The hill is best accessed from the back gate of The Bounty, where you can witness a glorious sunset. The distance from the pub to the largest mound can be deceptive, as has been learned from the inevitable running games from the pub gate to the mound and back.

Atop the mound, look south to the right of the hill to see two of the smaller mounds. My recent trip revealed a discarded pint glass which I collected and returned to the pub, an inconsideration given that the marsh also doubles as a grazing field for cattle. The mound top has a considerable earthy divot, perhaps from a combination of excavation (an 1874-1877 exploration revealed finds of flint tools, animal bones, a cremation urn and pottery), and the occasional camp fire by an unwitting visitor. Given the Bronze Age tradition of capping such barrows in chalk, one is given to think that these mounds were more practical than for show and prestige.

All the same, a great find and food for thought to those in the know.
Spiddly Posted by Spiddly
27th May 2017ce

Grimsbury Castle (Hillfort) — Images

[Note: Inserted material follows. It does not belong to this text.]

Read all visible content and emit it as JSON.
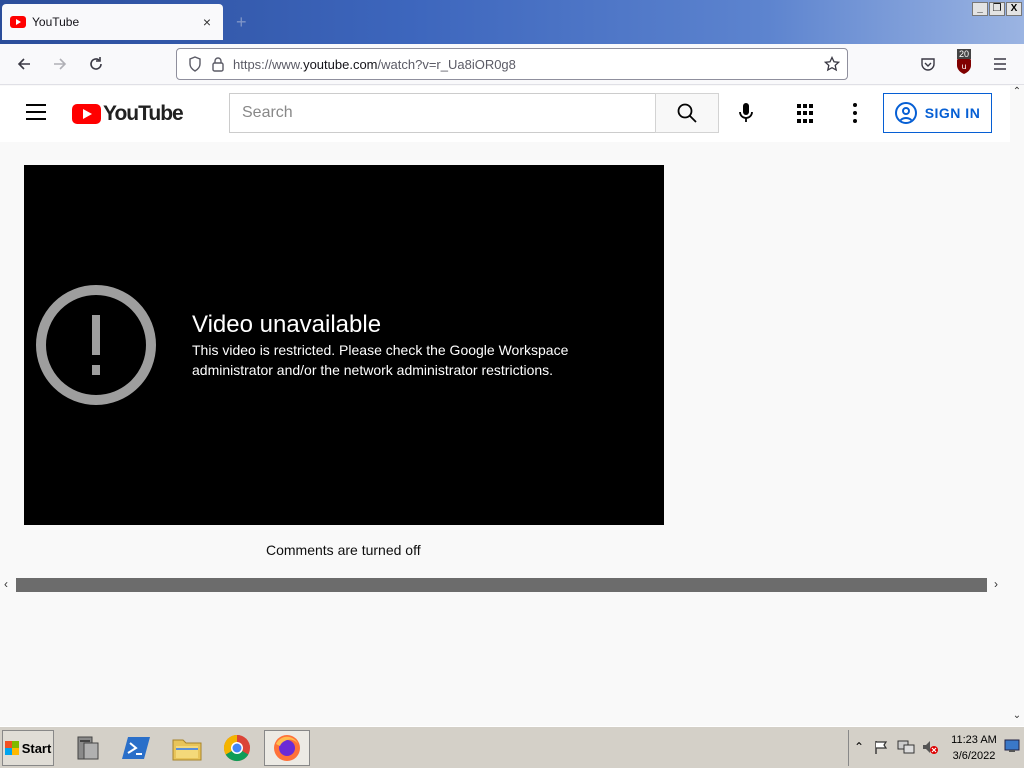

<b>Grimsbury Castle</b>Posted by GLADMAN<b>Grimsbury Castle</b>Posted by GLADMAN<b>Grimsbury Castle</b>Posted by GLADMAN<b>Grimsbury Castle</b>Posted by GLADMAN GLADMAN Posted by GLADMAN
22nd December 2015ce
Showing 1-10 of 254 posts. Most recent first | Next 10